But Vietnam still has a long way to go before it can boast a truly competitive private sector and enabling environment. Formally-registered domestic private enterprise accounted for only 8.2 percent of GDP in 2016. The vast majority of private businesses were informal and quasi-informal household enterprises, which added another 30.4 percent of GDP. At 7143, the number of large Vietnamese firms is regarded as low; the average market capitalisation also well below Southeast Asian peers.
State-owned enterprises still make up a big and usually inefficient portion of economic activity. There are estimated to be 2000 in which the state exercises a majority interest and a further 781 that are fully state-owned. There have been haphazard attempts to sell down levels of state ownership, but this has been hindered by bureaucratic tardiness and a reluctance to part with either the best performing assets or nationally significant assets. For example, the state has been slow to get out of the beer business, continuing to hold a majority stake in Habeco, brewer of Hanoi beer, despite relinquishing control of its competitor Sabeco to ThaiBev in 2017.
Hanoi's vibrant nightlife. Image via Flickr
There is a raft of other impediments to developing a vibrant private economy.

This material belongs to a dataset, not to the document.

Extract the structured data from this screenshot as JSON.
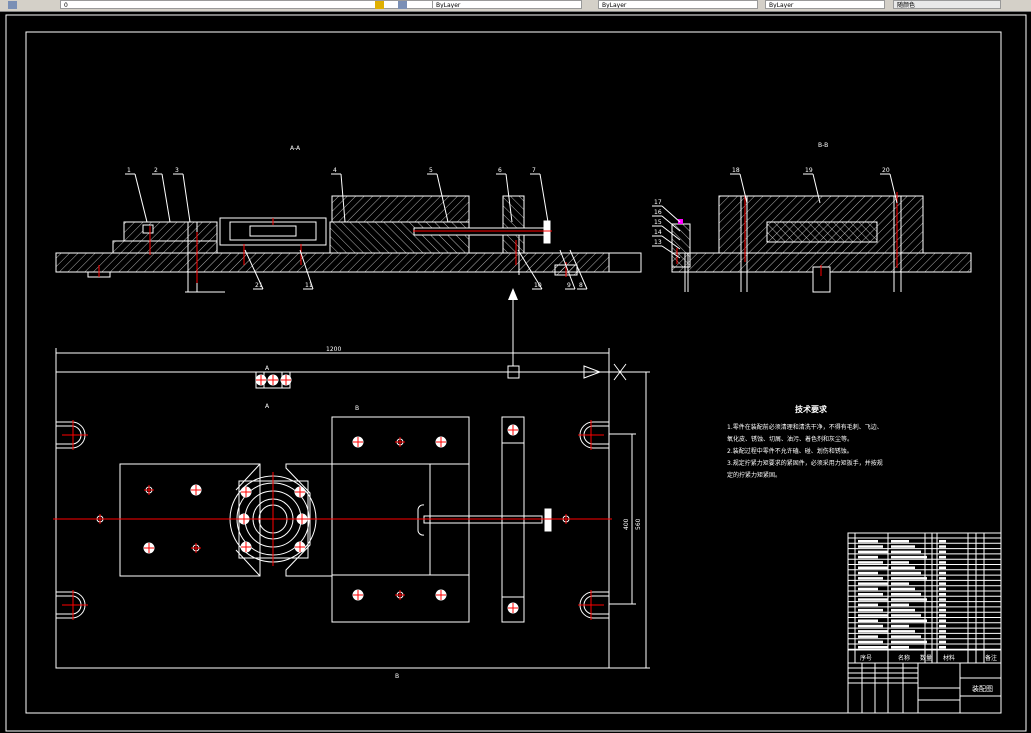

In seeking to preserve its authority, the Communist leadership appears at times uncertain over how far and how fast to relinquish control over the economy.
The Heritage Foundation ranks Vietnam 30 out of 43 countries in the Asia-Pacific in its economic freedom score, citing concerns over property rights, a weak judiciary subordinate to the Communist Party, poor pay and accountability facilitating bribery, and corruption and nepotism, especially in state-owned enterprises. To this list, some experts add insufficient access to finance and skilled workers and weak capacity within the customs and trade bureaucracy that limits the effectiveness of a host of new trade agreements.
Still, foreign investors are not waiting for further promised reforms. Foreign Direct Investment has skyrocketed in recent times, in part because of the US-China trade tensions. FDI in the first five months of the year was up 69 percent to $US16.74 billion.
For all Vietnam’s hopes for a strong domestic private sector, for now it is foreign investment that is leading the way. Companies like Samsung, Intel, Cannon and Foxconn are turning Vietnam into a regional hub for their technology and electronics manufacture. Samsung operates two of its biggest global hand phone manufacturing plants there.
Vietnam’s exports are up sharply – rising by 40.2 percent to the USA in the first quarter year-on-year – but 71.7 percent of the value of all exports was generated by FDI firms. The success of Vietnam’s economic liberalisation will depend on whether the balance can change and Vietnam’s homegrown entrepreneurs and conglomerates join the ranks of global players.
Donald Greenlees is senior adviser at Asialink, University of Melbourne, and a visiting fellow at the Strategic and Defence Studies Centre, Australian National University.